When the media reports about a company being attacked by ransomware, many folks imagine that cunning hackers first wrote dangerous malware, then searched long and hard for a way to hack the company, and finally encrypted its confidential data. Because of this, some business owners are still convinced that their company is not interesting enough for attackers to spend so much resources on hacking it.
In reality, things couldn’t be more different. A modern attacker in fact doesn’t write the malware himself, but rents it, and he doesn’t spend resources on hacking — he simply goes to the shadow market of initial access brokers. Experts in our Digital Footprint Intelligence service decided to find out how much money changes hands when cybercriminals buy and sell access to company infrastructure.

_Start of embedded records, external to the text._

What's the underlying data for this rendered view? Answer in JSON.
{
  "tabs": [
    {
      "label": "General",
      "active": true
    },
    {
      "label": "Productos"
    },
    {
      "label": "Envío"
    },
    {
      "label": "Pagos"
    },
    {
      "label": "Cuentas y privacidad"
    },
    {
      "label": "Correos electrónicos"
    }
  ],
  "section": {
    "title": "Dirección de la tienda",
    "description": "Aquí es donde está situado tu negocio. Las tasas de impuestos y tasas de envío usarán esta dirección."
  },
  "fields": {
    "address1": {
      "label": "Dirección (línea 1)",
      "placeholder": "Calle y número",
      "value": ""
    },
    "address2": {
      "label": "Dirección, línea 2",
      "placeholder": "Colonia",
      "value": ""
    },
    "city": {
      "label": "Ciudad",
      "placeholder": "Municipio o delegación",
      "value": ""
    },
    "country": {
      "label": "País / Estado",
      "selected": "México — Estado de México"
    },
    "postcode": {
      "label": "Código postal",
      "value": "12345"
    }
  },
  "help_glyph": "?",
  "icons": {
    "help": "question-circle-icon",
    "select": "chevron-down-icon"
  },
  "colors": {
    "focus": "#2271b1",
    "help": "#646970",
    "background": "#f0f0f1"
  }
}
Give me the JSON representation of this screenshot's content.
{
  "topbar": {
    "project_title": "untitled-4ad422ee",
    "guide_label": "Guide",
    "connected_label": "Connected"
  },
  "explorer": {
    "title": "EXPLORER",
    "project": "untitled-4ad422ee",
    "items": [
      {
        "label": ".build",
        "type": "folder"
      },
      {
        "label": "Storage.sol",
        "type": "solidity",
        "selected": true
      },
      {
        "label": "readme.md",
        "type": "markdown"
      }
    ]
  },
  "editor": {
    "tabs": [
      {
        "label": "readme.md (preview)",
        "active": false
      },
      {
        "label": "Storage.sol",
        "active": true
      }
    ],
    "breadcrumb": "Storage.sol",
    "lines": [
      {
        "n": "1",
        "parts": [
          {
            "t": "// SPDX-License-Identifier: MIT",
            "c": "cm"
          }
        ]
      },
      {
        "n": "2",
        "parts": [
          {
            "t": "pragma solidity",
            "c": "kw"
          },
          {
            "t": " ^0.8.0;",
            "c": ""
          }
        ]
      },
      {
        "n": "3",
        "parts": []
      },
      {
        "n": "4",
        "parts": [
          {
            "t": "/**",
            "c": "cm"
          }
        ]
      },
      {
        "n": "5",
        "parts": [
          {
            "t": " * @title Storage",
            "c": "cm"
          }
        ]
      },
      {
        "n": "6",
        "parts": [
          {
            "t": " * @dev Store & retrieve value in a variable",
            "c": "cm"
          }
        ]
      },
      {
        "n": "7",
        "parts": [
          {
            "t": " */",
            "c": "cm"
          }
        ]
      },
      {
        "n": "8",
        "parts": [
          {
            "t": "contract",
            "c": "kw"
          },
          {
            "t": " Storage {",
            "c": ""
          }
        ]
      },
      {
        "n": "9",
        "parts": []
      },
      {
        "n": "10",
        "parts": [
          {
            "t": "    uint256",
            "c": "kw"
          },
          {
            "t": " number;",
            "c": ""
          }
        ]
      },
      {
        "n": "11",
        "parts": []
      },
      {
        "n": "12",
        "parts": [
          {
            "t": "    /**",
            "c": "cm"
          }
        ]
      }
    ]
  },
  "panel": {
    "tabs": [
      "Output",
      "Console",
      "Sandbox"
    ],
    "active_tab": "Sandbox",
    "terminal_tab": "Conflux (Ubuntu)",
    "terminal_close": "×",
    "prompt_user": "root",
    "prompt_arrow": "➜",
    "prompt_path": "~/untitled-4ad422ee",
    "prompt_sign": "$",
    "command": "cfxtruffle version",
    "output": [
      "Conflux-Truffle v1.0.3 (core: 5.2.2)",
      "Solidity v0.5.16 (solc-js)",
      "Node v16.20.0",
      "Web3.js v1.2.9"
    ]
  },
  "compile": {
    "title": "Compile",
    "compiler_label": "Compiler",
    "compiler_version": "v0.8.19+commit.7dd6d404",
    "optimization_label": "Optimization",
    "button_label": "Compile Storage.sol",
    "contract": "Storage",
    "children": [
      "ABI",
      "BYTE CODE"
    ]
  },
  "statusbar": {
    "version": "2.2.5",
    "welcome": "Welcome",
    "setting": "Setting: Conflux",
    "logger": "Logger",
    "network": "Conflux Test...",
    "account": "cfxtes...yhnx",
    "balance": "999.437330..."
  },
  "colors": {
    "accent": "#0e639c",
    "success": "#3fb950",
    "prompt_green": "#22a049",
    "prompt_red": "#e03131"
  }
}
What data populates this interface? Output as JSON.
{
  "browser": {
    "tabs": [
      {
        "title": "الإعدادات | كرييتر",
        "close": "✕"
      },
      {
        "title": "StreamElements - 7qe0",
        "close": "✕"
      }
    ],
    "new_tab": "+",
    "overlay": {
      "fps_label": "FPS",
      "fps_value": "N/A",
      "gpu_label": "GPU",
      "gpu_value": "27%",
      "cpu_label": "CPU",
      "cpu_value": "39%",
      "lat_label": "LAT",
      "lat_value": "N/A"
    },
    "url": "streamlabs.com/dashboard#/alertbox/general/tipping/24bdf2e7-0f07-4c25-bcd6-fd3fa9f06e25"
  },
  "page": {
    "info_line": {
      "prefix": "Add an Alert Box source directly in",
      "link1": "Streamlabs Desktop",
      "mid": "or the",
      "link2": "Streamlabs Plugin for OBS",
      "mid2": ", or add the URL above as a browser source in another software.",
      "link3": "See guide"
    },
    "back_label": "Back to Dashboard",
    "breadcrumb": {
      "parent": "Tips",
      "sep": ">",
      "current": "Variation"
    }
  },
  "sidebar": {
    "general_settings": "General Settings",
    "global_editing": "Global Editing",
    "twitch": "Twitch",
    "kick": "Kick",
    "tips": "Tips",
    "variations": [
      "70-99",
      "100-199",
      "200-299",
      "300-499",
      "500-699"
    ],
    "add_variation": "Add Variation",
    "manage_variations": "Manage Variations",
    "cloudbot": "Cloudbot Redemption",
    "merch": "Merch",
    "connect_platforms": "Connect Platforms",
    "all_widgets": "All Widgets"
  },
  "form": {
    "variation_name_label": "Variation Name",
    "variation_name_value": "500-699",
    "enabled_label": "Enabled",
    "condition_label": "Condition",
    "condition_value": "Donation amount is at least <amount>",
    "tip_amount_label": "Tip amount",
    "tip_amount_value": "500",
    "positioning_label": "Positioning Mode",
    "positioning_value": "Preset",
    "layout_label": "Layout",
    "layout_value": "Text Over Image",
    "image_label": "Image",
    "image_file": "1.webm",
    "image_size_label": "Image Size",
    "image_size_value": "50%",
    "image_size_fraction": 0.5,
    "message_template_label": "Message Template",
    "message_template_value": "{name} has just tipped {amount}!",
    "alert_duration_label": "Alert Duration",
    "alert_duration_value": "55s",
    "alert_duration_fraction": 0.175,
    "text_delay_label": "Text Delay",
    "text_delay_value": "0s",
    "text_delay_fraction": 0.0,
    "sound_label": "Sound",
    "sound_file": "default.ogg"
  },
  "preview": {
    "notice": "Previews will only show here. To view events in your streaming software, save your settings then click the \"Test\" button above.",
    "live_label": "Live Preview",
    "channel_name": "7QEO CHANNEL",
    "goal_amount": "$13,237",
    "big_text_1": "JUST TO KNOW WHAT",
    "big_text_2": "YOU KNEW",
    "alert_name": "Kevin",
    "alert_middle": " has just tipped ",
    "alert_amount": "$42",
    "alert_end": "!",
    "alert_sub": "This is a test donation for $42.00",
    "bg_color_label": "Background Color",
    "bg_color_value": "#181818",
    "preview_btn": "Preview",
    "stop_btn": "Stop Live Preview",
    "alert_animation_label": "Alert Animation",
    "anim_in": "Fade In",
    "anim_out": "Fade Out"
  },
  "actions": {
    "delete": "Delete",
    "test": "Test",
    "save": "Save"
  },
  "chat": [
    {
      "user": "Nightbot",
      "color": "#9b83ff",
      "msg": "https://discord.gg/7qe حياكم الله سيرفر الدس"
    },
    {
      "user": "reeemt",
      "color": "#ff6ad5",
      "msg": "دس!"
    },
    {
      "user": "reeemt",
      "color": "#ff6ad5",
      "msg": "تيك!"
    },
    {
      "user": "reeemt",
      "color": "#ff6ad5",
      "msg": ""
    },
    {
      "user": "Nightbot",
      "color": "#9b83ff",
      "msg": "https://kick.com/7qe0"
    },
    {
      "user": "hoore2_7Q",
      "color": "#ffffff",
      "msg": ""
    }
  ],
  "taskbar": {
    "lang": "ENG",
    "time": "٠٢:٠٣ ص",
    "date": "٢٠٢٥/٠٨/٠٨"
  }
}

How much for access?
So how much do attackers spend when buying access to your infrastructure? This depends on many factors, but the most significant one is your company’s revenue. After analyzing about two hundred adverts on the darknet, our experts came to the following conclusions:
- most ads offer access to small companies;
- almost half the ads offer access for less than $1000;
- cases where access is sold for more than $5000 are quite rare;
- the average cost of access to large companies ranges between $2000 to $4000.
For sure, those are hardly enormous sums of money. But ransomware operators expect to reap in much greater sums from their blackmailing endeavors, so they are at least willing to spend this much on initial access. It seems to be the market price that’s been settled on through organic supply-and-demand and widely-known purchasing power.
What’s for sale?
Attackers offer different types of access. Sometimes it’s information about a vulnerability that can be exploited for access. Other times it’s credentials for accessing Citrix or the site’s hosting panel. But in the vast majority of cases (in more than 75% of ads) they offer a variant of access via RDP (sometimes in conjunction with a VPN). Accordingly this option of remote access to the company’s infrastructure should be treated with increased attention.
Where do the bad guys get hold of access?
There are many options for obtaining initial access. Sometimes cybercriminals use the simplest way: password mining. But most often they send phishing emails to employees, or emails with malicious attachments (spyware, or, for example, stealers, which automatically collect credentials, authorization tokens, cookies, and so on from infected devices). Sometimes attackers also exploit known vulnerabilities in software before administrators patch it.
Detailed results of the study, with examples of real initial access ads, can be found in the report on the Securelist website.
How to stay safe?
Since most often the subject of sale is remote access to a company’s infrastructure via RDP, it is this that should be protected first of all. Our experts give the following recommendations:
- organize RDP access only through VPN;
- use strong passwords;
- use Network Level Authentication (if possible);
- use two-factor authentication for all critical services.
In order to make passwords less likely to be leaked through phishing, it’s also recommended to use reliable security solutions with an anti-phishing engine both on employee devices and at the mail gateway level. And to be on the safe side, periodically raise your personnel's cybersecurity awareness.
In addition, it’s quite useful to find out if someone is already discussing ways of accessing your company’s infrastructure on the darknet, so monitoring such activity is advised. It is such monitoring that our Digital Footprint Intelligence service carries out.